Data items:

►

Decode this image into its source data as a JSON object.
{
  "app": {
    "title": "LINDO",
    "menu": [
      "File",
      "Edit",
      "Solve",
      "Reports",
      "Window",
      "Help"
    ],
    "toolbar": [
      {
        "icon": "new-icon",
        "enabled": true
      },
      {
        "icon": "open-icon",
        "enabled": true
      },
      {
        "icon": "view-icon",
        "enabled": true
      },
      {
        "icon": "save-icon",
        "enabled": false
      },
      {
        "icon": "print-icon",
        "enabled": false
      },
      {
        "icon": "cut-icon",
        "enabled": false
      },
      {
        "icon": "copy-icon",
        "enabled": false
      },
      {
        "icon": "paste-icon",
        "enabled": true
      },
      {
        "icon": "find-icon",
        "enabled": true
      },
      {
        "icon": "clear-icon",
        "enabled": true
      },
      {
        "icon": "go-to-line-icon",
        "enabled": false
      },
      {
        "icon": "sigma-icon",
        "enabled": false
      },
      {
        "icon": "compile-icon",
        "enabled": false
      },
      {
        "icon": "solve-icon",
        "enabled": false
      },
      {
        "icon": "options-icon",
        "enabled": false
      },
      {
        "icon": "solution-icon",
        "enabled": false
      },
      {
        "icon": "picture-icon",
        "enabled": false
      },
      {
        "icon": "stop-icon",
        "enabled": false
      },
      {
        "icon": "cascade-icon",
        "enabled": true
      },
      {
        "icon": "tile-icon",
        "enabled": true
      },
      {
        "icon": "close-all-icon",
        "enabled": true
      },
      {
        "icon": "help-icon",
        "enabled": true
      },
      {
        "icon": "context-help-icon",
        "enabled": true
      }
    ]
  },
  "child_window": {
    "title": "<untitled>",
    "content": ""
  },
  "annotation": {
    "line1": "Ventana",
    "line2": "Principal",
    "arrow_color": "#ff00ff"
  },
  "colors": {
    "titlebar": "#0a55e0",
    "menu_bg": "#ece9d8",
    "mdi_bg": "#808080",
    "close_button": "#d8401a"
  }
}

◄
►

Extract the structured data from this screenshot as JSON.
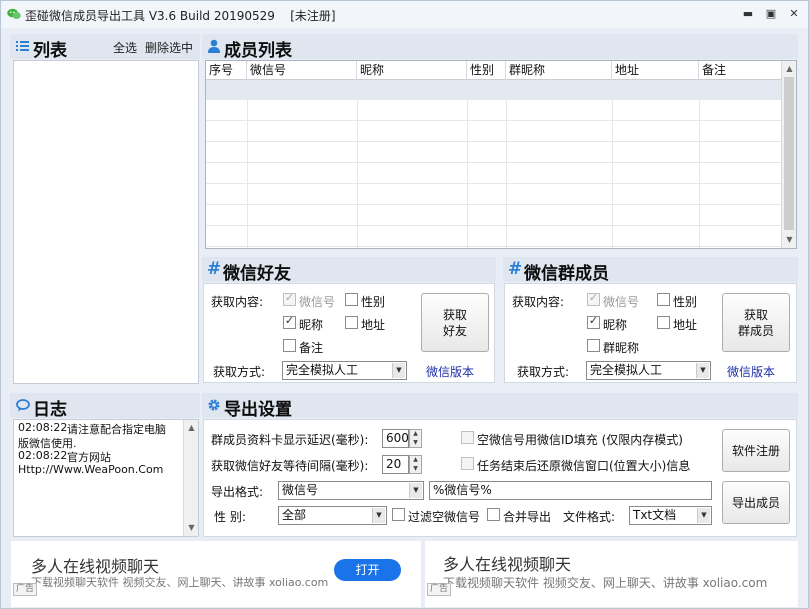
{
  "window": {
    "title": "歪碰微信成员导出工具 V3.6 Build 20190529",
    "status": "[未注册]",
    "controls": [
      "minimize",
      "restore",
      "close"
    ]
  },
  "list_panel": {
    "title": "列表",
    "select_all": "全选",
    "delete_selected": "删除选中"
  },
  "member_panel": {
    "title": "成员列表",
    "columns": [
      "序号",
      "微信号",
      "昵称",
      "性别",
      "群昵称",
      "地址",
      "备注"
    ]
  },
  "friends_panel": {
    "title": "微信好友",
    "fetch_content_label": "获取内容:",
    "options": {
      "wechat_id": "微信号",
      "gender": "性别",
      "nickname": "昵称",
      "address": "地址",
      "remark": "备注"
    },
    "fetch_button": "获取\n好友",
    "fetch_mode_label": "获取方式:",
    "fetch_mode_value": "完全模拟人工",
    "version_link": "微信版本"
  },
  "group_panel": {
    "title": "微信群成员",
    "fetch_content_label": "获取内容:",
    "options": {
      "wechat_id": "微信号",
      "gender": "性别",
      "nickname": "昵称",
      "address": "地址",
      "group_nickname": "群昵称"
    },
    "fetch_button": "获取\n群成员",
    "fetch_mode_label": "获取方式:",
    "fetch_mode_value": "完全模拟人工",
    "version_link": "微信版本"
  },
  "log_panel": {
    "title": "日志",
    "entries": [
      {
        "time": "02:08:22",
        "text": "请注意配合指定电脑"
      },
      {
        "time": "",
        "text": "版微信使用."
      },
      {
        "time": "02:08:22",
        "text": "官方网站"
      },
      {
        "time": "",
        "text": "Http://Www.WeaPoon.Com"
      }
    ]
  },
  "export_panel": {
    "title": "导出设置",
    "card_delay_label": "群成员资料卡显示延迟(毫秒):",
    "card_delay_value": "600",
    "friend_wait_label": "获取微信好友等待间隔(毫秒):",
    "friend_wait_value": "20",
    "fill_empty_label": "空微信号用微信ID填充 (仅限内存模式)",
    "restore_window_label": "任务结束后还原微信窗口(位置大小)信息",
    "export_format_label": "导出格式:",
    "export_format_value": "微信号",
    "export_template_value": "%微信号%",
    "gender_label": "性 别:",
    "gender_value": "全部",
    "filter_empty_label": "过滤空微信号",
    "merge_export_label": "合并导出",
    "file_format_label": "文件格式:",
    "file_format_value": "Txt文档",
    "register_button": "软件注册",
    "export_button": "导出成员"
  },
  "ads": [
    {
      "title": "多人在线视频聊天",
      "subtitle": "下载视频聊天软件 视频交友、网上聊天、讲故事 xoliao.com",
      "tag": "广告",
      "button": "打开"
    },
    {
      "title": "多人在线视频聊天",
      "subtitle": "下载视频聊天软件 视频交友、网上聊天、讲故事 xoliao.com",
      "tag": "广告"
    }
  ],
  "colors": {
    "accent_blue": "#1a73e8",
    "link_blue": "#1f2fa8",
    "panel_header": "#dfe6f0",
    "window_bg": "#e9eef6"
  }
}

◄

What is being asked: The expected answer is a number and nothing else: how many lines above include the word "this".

Reply: 2